James Jackson is a geophysicist investigating how the continents are deforming today in areas of active plate tectonic movement - from Africa, Iran and the Aegean to New Zealand and Nevada, USA.
James uses a variety of techniques in earthquake science and remote sensing to decipher the movement of the plates and to diagnose active tectonics on all scales. These studies range from the details of the fault rupture in a single earthquake, to the fault patterns and tectonic movement over vast areas of the continents. The two pictures illustrate how useful satellite images can be in earthquake studies.
The image (top right) is a satellite image of part of Iran.
The image (bottom right) shows the same area covered by a radar interferogram, made from space, showing a bull's-eye pattern of uplift after an earthquake: each colour fringe is about 2 cm of uplift.

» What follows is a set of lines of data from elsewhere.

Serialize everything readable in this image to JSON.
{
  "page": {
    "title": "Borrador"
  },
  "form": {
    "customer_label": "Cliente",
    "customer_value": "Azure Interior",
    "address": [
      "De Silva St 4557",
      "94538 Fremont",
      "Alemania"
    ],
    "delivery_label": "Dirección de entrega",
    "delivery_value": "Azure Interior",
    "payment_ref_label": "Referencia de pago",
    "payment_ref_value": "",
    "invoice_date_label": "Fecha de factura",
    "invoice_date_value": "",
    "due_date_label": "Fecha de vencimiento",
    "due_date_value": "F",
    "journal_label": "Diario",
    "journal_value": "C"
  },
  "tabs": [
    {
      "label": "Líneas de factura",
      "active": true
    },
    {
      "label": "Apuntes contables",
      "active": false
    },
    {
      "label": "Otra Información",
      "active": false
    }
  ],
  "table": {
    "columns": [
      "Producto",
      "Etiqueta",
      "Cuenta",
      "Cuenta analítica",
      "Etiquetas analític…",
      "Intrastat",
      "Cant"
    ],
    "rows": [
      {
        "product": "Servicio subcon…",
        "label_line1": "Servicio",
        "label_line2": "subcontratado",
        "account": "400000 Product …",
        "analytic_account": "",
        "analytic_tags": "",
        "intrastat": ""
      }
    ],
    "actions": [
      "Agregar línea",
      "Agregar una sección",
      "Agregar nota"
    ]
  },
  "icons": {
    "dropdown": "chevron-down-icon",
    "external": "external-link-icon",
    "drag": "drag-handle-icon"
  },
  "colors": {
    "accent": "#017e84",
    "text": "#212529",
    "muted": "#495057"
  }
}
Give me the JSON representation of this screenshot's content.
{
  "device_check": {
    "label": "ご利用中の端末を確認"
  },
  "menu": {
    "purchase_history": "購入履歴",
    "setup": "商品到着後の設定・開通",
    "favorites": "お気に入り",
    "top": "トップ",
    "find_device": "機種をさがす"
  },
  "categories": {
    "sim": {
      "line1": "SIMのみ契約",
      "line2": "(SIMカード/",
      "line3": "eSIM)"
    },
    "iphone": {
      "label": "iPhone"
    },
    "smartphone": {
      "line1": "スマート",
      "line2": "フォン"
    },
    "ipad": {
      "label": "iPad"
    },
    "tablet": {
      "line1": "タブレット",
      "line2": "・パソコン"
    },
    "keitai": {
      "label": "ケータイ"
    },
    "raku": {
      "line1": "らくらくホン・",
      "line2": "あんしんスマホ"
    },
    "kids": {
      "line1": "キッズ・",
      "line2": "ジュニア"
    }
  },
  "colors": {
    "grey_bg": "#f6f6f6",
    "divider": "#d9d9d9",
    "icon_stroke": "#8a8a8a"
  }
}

James is currently Head of Department in Earth Sciences, and is a fellow of Queens' College. He teaches geophysics and active tectonics, and leads the field trip to Greece in Year 3.